[Source records]
╔══
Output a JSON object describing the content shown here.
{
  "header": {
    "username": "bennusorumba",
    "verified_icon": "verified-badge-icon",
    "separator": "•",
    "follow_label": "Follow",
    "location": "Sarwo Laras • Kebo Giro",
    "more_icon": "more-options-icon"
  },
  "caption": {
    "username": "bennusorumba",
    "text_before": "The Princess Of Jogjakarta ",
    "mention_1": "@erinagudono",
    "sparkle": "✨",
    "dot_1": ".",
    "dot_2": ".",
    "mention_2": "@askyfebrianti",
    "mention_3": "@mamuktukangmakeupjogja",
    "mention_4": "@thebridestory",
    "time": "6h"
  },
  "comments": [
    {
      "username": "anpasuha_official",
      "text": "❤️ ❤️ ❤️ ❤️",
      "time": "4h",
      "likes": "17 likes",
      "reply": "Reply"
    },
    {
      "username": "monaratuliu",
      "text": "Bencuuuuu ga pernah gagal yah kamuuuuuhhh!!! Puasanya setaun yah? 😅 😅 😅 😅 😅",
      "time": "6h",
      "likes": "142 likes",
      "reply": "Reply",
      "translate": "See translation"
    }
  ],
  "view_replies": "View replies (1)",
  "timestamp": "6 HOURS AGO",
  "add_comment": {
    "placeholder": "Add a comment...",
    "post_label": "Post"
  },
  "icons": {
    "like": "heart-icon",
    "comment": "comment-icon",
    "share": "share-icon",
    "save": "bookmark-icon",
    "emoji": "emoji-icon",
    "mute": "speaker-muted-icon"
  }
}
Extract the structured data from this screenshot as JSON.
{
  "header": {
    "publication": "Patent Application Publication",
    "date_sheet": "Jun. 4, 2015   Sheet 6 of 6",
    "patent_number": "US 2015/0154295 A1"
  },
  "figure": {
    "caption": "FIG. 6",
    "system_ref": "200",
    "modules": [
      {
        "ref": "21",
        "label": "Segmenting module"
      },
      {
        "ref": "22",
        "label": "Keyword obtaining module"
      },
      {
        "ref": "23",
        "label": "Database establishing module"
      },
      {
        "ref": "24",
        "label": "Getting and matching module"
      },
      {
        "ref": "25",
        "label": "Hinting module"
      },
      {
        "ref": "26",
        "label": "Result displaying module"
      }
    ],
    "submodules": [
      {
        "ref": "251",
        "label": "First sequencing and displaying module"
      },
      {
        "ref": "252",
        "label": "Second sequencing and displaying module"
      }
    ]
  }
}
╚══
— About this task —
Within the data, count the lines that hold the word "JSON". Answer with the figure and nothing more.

— Answer to this task —
2